Kalalau Trail Hike: Kauai’s Best Adventure
Kalalau Trail is considered by many to be Kauai’s best hike and is without question the most famous trail of all the Hawaiian Islands. This eleven-mile hike follows along the Na Pali Coast going over many hills and streams. One word of caution about hiking Kalalau Trail – it’s very strenuous. Unless you’re an experienced, avid hiker this will probably be the toughest hike you’ll ever take.
The Kalalau Trail hike starts near Kee Beach at the end of Kuhio Highway (Hwy 560). After 2 miles of hiking you’ll descend into Hanakapiai Valley where you find beautiful Hanakapiai Beach. This two-mile stretch offers gorgeous views of the coast as the trail takes you in and out of the forest. The second mile can be a bit difficult though. It goes downhill on a very steep incline and is especially difficult on the way back up.
Once you arrive at beautiful Hanakapiai Beach you may be tempted to go for a swim, but don’t. The powerful currents and waves are way too strong for swimming. Hikers have drowned in these turbulent waters.
From Hanakapiai Beach, there’s a 2-mile side trail you may want to take called Hanakapiai Falls Trail. There are several places where this path crosses Hanakapiai River. It can be very wet and rocky, forcing you to cling to trees to keep your footing. It’s a pretty tough trail, but when you make it to the end you’ll be rewarded with the breathtaking Hanakapiai Falls.
To continue on the Kalalau Trail hike from Hanakapiai Beach you must have a camping permit. That’s because going any further will pretty much require you to camp overnight, so the Kuai authorities require you have one past this point.

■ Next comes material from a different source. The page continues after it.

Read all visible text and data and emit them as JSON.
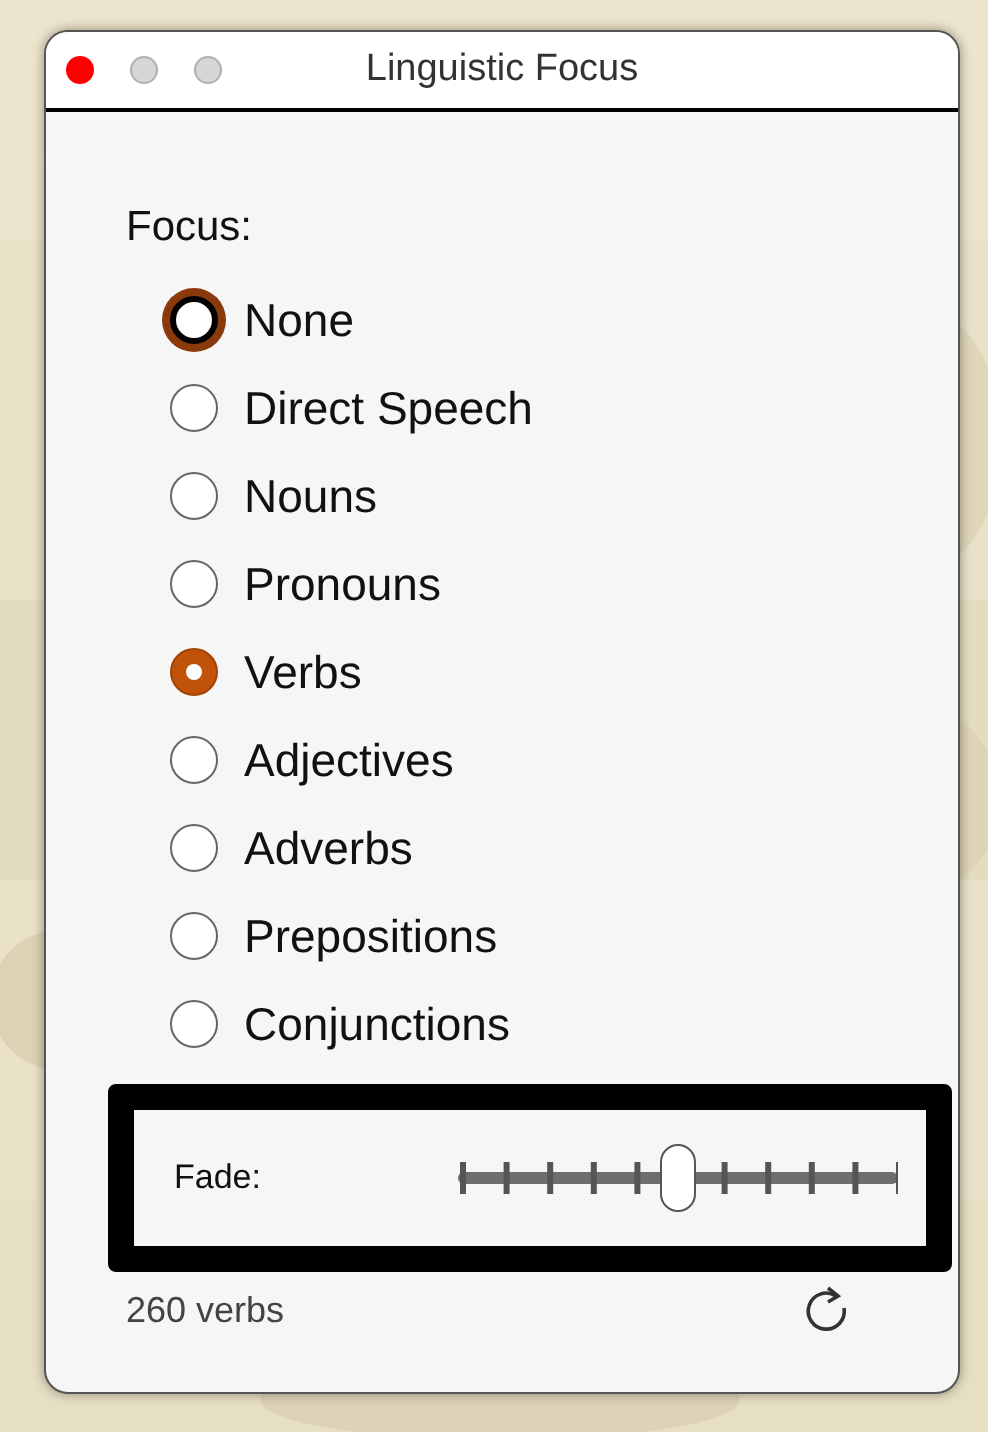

As you leave Hanakapiai Valley the trail becomes more difficult as you trek through thick vegetation and across steep cliffs. After four miles of hiking, the trail comes to Hanakoa Valley. Here you’ll find an open-air shelter available for public use. You can camp here, continue on the Kalalau Trail or take another side trail – Hanakoa Falls Trail. This trail is only about a third of a mile and leads to another spectacular waterfall.
The final five miles to Kalalau Valley and Beach is the hardest section of the trail, but it’s also the most beautiful. As you hike along this peaceful, isolated tropical cliff side, you’ll witness wisps of cloud and mist mingling with sharp, green mountain peaks that overlook a densely foliated valley. The views are really quite amazing. This is the same valley that can be seen from Kalalau Lookout. You must be very careful through here – in some places, just a foot from the trail, the ledge drops all the way to the churning surf below.

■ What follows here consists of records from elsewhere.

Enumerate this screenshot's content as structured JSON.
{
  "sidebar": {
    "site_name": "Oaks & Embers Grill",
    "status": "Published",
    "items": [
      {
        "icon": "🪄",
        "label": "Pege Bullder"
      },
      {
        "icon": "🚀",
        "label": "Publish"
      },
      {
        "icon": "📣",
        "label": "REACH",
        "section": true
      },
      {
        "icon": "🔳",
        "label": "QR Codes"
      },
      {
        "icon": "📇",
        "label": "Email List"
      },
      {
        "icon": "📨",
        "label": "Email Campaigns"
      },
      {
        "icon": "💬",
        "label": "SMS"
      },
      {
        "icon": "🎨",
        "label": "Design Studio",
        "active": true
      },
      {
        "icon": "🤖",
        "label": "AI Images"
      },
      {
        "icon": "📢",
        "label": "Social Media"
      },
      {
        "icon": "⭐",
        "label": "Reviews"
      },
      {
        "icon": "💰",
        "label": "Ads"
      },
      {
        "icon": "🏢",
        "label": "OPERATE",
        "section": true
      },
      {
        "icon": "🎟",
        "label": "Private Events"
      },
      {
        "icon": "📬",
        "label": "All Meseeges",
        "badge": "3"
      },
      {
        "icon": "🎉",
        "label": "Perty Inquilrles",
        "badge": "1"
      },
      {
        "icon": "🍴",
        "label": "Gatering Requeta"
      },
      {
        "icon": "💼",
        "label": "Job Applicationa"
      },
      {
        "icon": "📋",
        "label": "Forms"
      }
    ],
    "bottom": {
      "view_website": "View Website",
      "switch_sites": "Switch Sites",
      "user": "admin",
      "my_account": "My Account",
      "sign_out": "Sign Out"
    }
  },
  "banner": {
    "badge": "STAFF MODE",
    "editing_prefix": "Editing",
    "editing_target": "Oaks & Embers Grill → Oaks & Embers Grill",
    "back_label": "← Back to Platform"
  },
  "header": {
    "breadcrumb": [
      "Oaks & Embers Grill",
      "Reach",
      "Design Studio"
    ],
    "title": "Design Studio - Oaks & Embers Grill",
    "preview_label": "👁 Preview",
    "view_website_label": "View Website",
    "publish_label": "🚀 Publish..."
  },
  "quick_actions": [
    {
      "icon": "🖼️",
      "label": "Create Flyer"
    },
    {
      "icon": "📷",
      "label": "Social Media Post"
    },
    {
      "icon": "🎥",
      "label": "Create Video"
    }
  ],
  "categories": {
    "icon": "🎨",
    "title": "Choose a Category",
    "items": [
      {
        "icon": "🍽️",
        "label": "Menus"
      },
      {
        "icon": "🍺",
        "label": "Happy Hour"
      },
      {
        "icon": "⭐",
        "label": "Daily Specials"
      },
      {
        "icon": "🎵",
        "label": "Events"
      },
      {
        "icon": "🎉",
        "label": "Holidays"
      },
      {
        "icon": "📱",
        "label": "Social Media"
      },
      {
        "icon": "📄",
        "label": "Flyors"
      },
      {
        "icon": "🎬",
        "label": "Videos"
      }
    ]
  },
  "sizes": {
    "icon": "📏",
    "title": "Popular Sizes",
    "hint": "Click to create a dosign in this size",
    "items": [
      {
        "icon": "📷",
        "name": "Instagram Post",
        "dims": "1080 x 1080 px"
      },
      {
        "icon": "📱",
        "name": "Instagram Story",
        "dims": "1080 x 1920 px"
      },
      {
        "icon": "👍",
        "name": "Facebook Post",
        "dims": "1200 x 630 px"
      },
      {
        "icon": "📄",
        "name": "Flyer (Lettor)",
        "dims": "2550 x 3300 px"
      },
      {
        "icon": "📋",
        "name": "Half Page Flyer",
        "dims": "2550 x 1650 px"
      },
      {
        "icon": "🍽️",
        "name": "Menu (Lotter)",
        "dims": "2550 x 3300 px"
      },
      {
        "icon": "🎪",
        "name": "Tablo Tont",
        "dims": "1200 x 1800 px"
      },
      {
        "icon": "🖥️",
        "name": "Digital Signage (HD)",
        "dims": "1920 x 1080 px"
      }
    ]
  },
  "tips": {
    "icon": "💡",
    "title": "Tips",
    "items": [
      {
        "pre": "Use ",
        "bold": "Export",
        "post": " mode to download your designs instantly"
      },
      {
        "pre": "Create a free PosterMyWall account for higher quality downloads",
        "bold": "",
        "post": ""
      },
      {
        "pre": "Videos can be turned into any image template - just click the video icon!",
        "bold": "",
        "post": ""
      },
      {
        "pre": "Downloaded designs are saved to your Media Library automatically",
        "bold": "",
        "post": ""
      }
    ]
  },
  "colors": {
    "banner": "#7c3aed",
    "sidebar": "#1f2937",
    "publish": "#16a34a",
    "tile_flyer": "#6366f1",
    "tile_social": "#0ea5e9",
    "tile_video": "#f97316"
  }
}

Finally, the trail descends down to gorgeous Kalalau Beach. From here you can set up camp, explore sea caves along the beach or hike into the valley and forage for wild guavas, papaya, coconuts, mangos and rose apples. You can also take a two-mile trail into the valley that leads to Big Pool where you’ll find two large pools, split by a natural water slide.